#### PROVIDED DATA ####
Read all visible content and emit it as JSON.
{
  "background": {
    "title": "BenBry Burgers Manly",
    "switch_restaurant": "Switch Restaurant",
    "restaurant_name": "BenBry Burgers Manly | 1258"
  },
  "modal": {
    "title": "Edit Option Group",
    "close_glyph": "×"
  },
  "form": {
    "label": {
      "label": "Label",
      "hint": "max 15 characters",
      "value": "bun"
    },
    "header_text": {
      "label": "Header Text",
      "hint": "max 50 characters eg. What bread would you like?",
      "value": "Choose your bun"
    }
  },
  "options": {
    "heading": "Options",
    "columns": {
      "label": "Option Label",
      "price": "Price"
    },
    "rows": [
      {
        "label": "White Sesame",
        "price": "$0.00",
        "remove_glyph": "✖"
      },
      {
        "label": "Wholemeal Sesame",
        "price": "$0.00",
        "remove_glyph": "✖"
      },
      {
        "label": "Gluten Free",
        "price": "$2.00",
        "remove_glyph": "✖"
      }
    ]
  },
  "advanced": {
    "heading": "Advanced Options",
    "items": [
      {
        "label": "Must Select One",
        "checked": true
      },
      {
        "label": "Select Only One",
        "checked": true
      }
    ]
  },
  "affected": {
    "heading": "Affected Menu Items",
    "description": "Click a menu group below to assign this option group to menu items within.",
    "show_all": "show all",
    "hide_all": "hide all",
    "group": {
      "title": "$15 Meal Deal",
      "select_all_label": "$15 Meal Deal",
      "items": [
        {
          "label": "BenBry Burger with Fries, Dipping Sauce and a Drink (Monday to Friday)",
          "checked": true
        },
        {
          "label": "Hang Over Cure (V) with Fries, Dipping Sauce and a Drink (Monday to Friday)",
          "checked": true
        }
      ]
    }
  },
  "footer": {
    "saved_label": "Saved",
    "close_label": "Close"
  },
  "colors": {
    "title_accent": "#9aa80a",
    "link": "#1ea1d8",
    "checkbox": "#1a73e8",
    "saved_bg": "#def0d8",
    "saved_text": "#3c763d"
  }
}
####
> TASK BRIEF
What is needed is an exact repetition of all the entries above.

> OUTPUT FOR THIS EXERCISE
Read all visible content and emit it as JSON.
{
  "background": {
    "title": "BenBry Burgers Manly",
    "switch_restaurant": "Switch Restaurant",
    "restaurant_name": "BenBry Burgers Manly | 1258"
  },
  "modal": {
    "title": "Edit Option Group",
    "close_glyph": "×"
  },
  "form": {
    "label": {
      "label": "Label",
      "hint": "max 15 characters",
      "value": "bun"
    },
    "header_text": {
      "label": "Header Text",
      "hint": "max 50 characters eg. What bread would you like?",
      "value": "Choose your bun"
    }
  },
  "options": {
    "heading": "Options",
    "columns": {
      "label": "Option Label",
      "price": "Price"
    },
    "rows": [
      {
        "label": "White Sesame",
        "price": "$0.00",
        "remove_glyph": "✖"
      },
      {
        "label": "Wholemeal Sesame",
        "price": "$0.00",
        "remove_glyph": "✖"
      },
      {
        "label": "Gluten Free",
        "price": "$2.00",
        "remove_glyph": "✖"
      }
    ]
  },
  "advanced": {
    "heading": "Advanced Options",
    "items": [
      {
        "label": "Must Select One",
        "checked": true
      },
      {
        "label": "Select Only One",
        "checked": true
      }
    ]
  },
  "affected": {
    "heading": "Affected Menu Items",
    "description": "Click a menu group below to assign this option group to menu items within.",
    "show_all": "show all",
    "hide_all": "hide all",
    "group": {
      "title": "$15 Meal Deal",
      "select_all_label": "$15 Meal Deal",
      "items": [
        {
          "label": "BenBry Burger with Fries, Dipping Sauce and a Drink (Monday to Friday)",
          "checked": true
        },
        {
          "label": "Hang Over Cure (V) with Fries, Dipping Sauce and a Drink (Monday to Friday)",
          "checked": true
        }
      ]
    }
  },
  "footer": {
    "saved_label": "Saved",
    "close_label": "Close"
  },
  "colors": {
    "title_accent": "#9aa80a",
    "link": "#1ea1d8",
    "checkbox": "#1a73e8",
    "saved_bg": "#def0d8",
    "saved_text": "#3c763d"
  }
}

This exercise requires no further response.